Human conquests over time and space are, as we have noted, set to go much further, bringing with them, in addition to many facilities, numerous problems. We are bound to admire advances in scientific research, new inventions and their application – all the wonders of civilization. However, need this prevent us from asking whether the dazzling speed – attained through man's commitment to investigating every detail of the 'book of the universe' – has really served the nobler aims, those rather more important for human life than speed by itself. If, by subjugating time and space, by contracting the world into a village and reducing time costs to near zero, speed cannot reach the higher goals, does it really benefit mankind? If science, penetrating into the universe's remotest corners for knowledge of the whole of existence, made the whole world as familiar as our own neighbourhood, uncovered everything in it, making it, as it were, naked, and did not do so for the sake of the higher human values, needs and desires, would it not be a kind of ignominy to use such a science – to be familiar with the secrets of an individual or a nation, and able to expose them?

Is speed an end in itself? That is, are inventions and developments in transportation and telecommunication made just to indulge a crazy, unreflecting addiction to doing things ever faster? It is doubtful if these sophisticated means of transportation and communication have led to any great advance in human values. We wish that they had, so that we might look forward to the peaceful co-existence of the world's peoples in a world contracted to a village. But it is impossible to claim that the technologies of speed serve any such goal at present.

If we argue that speed is desired, not for its own sake, but for the service of mankind's loftier goals, can we also argue that faster cars or trains or planes really contribute to the attainment of these goals? If they do, we can aim to contract time and space still further – to the very limits of science-fictional imagination. But it is difficult to give a positive answer to that question: the present applications of speed technology are far from achieving the desired goals.

If speed is meant to save time, to get things done faster or to reach somewhere faster, but the time saved, the things done or the destinations reached, are not part of some higher aim more important than speed, then what is all the effort for? If we have no general aim for our speed technology and no specific intention to realize this aim, then all our effort and the time saved will be in vain – like streams of water flowing nowhere, or rain falling on barren ground. Today, some proponents of speed, heedless of any general aims in life, are greatly impressed by a technology that allows one to leave the earth's atmosphere in a few minutes, to carry sounds and images many thousands of kilometers almost instantaneously. They value only the speed, they evaluate only the technology, detached from its general consequences. However, speed is only a material phenomenon. Without specific goals it can be neither a foundation for progress and civilization nor a means to the realization of human values. While mankind found happiness in centuries when they travelled on foot or horseback, they have in this century, unfortunately, suffered from the most horrifying kinds of brutality despite very sophisticated technology.

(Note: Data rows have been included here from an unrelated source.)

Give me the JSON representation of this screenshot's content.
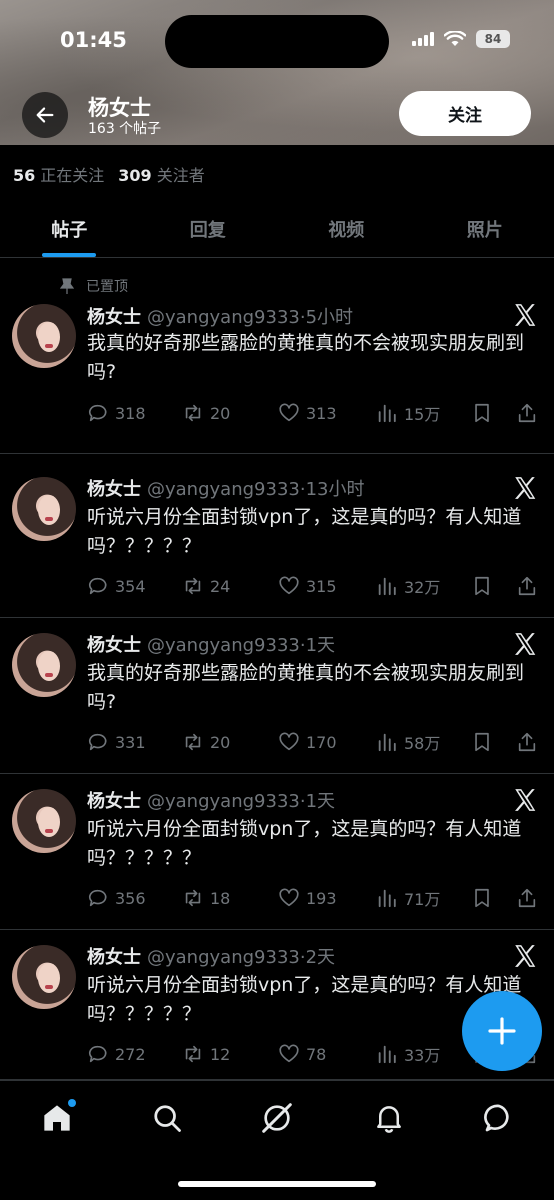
{
  "status_bar": {
    "time": "01:45",
    "battery": "84"
  },
  "header": {
    "name": "杨女士",
    "post_count": "163 个帖子",
    "follow_label": "关注"
  },
  "stats": {
    "following_count": "56",
    "following_label": "正在关注",
    "followers_count": "309",
    "followers_label": "关注者"
  },
  "tabs": [
    {
      "label": "帖子",
      "active": true
    },
    {
      "label": "回复",
      "active": false
    },
    {
      "label": "视频",
      "active": false
    },
    {
      "label": "照片",
      "active": false
    }
  ],
  "pinned_label": "已置顶",
  "posts": [
    {
      "name": "杨女士",
      "handle": "@yangyang9333",
      "time": "·5小时",
      "text": "我真的好奇那些露脸的黄推真的不会被现实朋友刷到吗?",
      "replies": "318",
      "reposts": "20",
      "likes": "313",
      "views": "15万"
    },
    {
      "name": "杨女士",
      "handle": "@yangyang9333",
      "time": "·13小时",
      "text": "听说六月份全面封锁vpn了，这是真的吗？有人知道吗？？？？？",
      "replies": "354",
      "reposts": "24",
      "likes": "315",
      "views": "32万"
    },
    {
      "name": "杨女士",
      "handle": "@yangyang9333",
      "time": "·1天",
      "text": "我真的好奇那些露脸的黄推真的不会被现实朋友刷到吗?",
      "replies": "331",
      "reposts": "20",
      "likes": "170",
      "views": "58万"
    },
    {
      "name": "杨女士",
      "handle": "@yangyang9333",
      "time": "·1天",
      "text": "听说六月份全面封锁vpn了，这是真的吗？有人知道吗？？？？？",
      "replies": "356",
      "reposts": "18",
      "likes": "193",
      "views": "71万"
    },
    {
      "name": "杨女士",
      "handle": "@yangyang9333",
      "time": "·2天",
      "text": "听说六月份全面封锁vpn了，这是真的吗？有人知道吗？？？？？",
      "replies": "272",
      "reposts": "12",
      "likes": "78",
      "views": "33万"
    }
  ],
  "nav": [
    "home-icon",
    "search-icon",
    "grok-icon",
    "notifications-icon",
    "messages-icon"
  ],
  "colors": {
    "accent": "#1d9bf0",
    "muted": "#71767b",
    "text": "#e7e9ea",
    "divider": "#2f3336"
  }
}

Speed has never been the most urgent need of mankind. It was and is only a means to an end. A balanced view is important. Some have idolized speed and glorified technological advances, regarding these as everything; others, reacting against the uselessness of speed without purpose, have become hostile to modern mechanisms of transport or communication.

Speed should serve specific aims. It is to be welcomed and valued as long as it enables the realization of human values and human aims; as long as it brings peace and happiness and ends pangs of separation; as long as it contributes to the general harmony of the world and the solution of worldly and other-worldly problems; and as long as it advances scientific research and empowers scientific establishments. Without these benefits, speed in movement or communication is no more than a meaningless, insecure illusion. Aug 1994, Vol 16, Issue 187